### Assignment:
All of the entries below, duplicated exactly, make up the answer.
━━━━━━
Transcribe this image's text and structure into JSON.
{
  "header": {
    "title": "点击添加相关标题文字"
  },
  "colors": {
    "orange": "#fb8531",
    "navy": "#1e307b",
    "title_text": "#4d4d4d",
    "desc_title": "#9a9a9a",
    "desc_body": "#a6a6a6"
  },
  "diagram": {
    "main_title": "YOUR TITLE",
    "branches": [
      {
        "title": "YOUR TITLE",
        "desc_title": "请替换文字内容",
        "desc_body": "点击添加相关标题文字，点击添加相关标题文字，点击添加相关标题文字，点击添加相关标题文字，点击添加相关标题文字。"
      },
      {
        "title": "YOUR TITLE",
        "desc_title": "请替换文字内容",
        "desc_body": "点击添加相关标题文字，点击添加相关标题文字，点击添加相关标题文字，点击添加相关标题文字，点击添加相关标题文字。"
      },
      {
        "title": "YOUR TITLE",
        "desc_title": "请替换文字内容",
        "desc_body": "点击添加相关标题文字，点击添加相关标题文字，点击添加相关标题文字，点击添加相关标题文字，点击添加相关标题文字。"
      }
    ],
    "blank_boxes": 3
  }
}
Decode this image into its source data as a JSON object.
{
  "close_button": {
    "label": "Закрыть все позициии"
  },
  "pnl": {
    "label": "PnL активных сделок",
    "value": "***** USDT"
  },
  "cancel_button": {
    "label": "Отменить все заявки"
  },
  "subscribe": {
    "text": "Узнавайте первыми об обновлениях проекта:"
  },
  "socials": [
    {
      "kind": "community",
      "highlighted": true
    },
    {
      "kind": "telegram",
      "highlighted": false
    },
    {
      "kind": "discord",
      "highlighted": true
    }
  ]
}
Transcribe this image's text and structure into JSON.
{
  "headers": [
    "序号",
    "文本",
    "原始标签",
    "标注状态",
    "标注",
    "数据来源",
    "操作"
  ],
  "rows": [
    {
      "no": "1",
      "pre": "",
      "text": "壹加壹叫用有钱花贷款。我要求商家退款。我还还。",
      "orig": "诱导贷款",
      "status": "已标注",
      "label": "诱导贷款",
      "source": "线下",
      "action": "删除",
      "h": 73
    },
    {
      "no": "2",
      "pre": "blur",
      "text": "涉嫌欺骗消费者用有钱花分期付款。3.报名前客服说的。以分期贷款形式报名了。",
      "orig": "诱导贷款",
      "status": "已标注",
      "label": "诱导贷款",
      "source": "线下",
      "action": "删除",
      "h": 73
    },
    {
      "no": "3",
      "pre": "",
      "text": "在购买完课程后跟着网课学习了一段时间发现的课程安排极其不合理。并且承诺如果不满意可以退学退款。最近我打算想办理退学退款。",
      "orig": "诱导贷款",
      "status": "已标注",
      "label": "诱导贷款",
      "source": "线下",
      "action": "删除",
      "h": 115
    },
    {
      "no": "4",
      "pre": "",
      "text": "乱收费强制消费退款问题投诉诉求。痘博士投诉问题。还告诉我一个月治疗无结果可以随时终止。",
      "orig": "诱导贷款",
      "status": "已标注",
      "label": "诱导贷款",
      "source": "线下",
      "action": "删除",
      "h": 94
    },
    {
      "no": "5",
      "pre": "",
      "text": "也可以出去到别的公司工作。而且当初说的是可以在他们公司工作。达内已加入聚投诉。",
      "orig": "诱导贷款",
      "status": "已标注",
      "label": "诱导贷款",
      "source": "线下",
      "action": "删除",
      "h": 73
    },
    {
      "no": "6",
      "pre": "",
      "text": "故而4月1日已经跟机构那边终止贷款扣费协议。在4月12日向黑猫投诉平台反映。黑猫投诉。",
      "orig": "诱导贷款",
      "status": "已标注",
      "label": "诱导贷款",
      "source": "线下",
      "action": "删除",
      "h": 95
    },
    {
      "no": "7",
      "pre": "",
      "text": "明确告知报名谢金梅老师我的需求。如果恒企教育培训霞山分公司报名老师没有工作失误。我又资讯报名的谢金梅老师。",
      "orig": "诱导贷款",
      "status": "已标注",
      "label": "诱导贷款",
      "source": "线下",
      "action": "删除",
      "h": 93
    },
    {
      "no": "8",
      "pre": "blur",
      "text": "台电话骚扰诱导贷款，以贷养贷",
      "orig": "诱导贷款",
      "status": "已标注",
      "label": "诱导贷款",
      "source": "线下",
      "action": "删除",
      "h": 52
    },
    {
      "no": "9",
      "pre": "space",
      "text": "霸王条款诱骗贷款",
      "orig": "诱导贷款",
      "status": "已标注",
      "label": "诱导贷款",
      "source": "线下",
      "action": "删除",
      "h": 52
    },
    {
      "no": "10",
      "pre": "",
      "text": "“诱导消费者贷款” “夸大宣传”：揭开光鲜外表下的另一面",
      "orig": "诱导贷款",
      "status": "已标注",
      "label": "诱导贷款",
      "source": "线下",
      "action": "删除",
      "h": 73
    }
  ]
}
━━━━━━
### Output for this task:
Transcribe this image's text and structure into JSON.
{
  "header": {
    "title": "点击添加相关标题文字"
  },
  "colors": {
    "orange": "#fb8531",
    "navy": "#1e307b",
    "title_text": "#4d4d4d",
    "desc_title": "#9a9a9a",
    "desc_body": "#a6a6a6"
  },
  "diagram": {
    "main_title": "YOUR TITLE",
    "branches": [
      {
        "title": "YOUR TITLE",
        "desc_title": "请替换文字内容",
        "desc_body": "点击添加相关标题文字，点击添加相关标题文字，点击添加相关标题文字，点击添加相关标题文字，点击添加相关标题文字。"
      },
      {
        "title": "YOUR TITLE",
        "desc_title": "请替换文字内容",
        "desc_body": "点击添加相关标题文字，点击添加相关标题文字，点击添加相关标题文字，点击添加相关标题文字，点击添加相关标题文字。"
      },
      {
        "title": "YOUR TITLE",
        "desc_title": "请替换文字内容",
        "desc_body": "点击添加相关标题文字，点击添加相关标题文字，点击添加相关标题文字，点击添加相关标题文字，点击添加相关标题文字。"
      }
    ],
    "blank_boxes": 3
  }
}
Decode this image into its source data as a JSON object.
{
  "close_button": {
    "label": "Закрыть все позициии"
  },
  "pnl": {
    "label": "PnL активных сделок",
    "value": "***** USDT"
  },
  "cancel_button": {
    "label": "Отменить все заявки"
  },
  "subscribe": {
    "text": "Узнавайте первыми об обновлениях проекта:"
  },
  "socials": [
    {
      "kind": "community",
      "highlighted": true
    },
    {
      "kind": "telegram",
      "highlighted": false
    },
    {
      "kind": "discord",
      "highlighted": true
    }
  ]
}
Transcribe this image's text and structure into JSON.
{
  "headers": [
    "序号",
    "文本",
    "原始标签",
    "标注状态",
    "标注",
    "数据来源",
    "操作"
  ],
  "rows": [
    {
      "no": "1",
      "pre": "",
      "text": "壹加壹叫用有钱花贷款。我要求商家退款。我还还。",
      "orig": "诱导贷款",
      "status": "已标注",
      "label": "诱导贷款",
      "source": "线下",
      "action": "删除",
      "h": 73
    },
    {
      "no": "2",
      "pre": "blur",
      "text": "涉嫌欺骗消费者用有钱花分期付款。3.报名前客服说的。以分期贷款形式报名了。",
      "orig": "诱导贷款",
      "status": "已标注",
      "label": "诱导贷款",
      "source": "线下",
      "action": "删除",
      "h": 73
    },
    {
      "no": "3",
      "pre": "",
      "text": "在购买完课程后跟着网课学习了一段时间发现的课程安排极其不合理。并且承诺如果不满意可以退学退款。最近我打算想办理退学退款。",
      "orig": "诱导贷款",
      "status": "已标注",
      "label": "诱导贷款",
      "source": "线下",
      "action": "删除",
      "h": 115
    },
    {
      "no": "4",
      "pre": "",
      "text": "乱收费强制消费退款问题投诉诉求。痘博士投诉问题。还告诉我一个月治疗无结果可以随时终止。",
      "orig": "诱导贷款",
      "status": "已标注",
      "label": "诱导贷款",
      "source": "线下",
      "action": "删除",
      "h": 94
    },
    {
      "no": "5",
      "pre": "",
      "text": "也可以出去到别的公司工作。而且当初说的是可以在他们公司工作。达内已加入聚投诉。",
      "orig": "诱导贷款",
      "status": "已标注",
      "label": "诱导贷款",
      "source": "线下",
      "action": "删除",
      "h": 73
    },
    {
      "no": "6",
      "pre": "",
      "text": "故而4月1日已经跟机构那边终止贷款扣费协议。在4月12日向黑猫投诉平台反映。黑猫投诉。",
      "orig": "诱导贷款",
      "status": "已标注",
      "label": "诱导贷款",
      "source": "线下",
      "action": "删除",
      "h": 95
    },
    {
      "no": "7",
      "pre": "",
      "text": "明确告知报名谢金梅老师我的需求。如果恒企教育培训霞山分公司报名老师没有工作失误。我又资讯报名的谢金梅老师。",
      "orig": "诱导贷款",
      "status": "已标注",
      "label": "诱导贷款",
      "source": "线下",
      "action": "删除",
      "h": 93
    },
    {
      "no": "8",
      "pre": "blur",
      "text": "台电话骚扰诱导贷款，以贷养贷",
      "orig": "诱导贷款",
      "status": "已标注",
      "label": "诱导贷款",
      "source": "线下",
      "action": "删除",
      "h": 52
    },
    {
      "no": "9",
      "pre": "space",
      "text": "霸王条款诱骗贷款",
      "orig": "诱导贷款",
      "status": "已标注",
      "label": "诱导贷款",
      "source": "线下",
      "action": "删除",
      "h": 52
    },
    {
      "no": "10",
      "pre": "",
      "text": "“诱导消费者贷款” “夸大宣传”：揭开光鲜外表下的另一面",
      "orig": "诱导贷款",
      "status": "已标注",
      "label": "诱导贷款",
      "source": "线下",
      "action": "删除",
      "h": 73
    }
  ]
}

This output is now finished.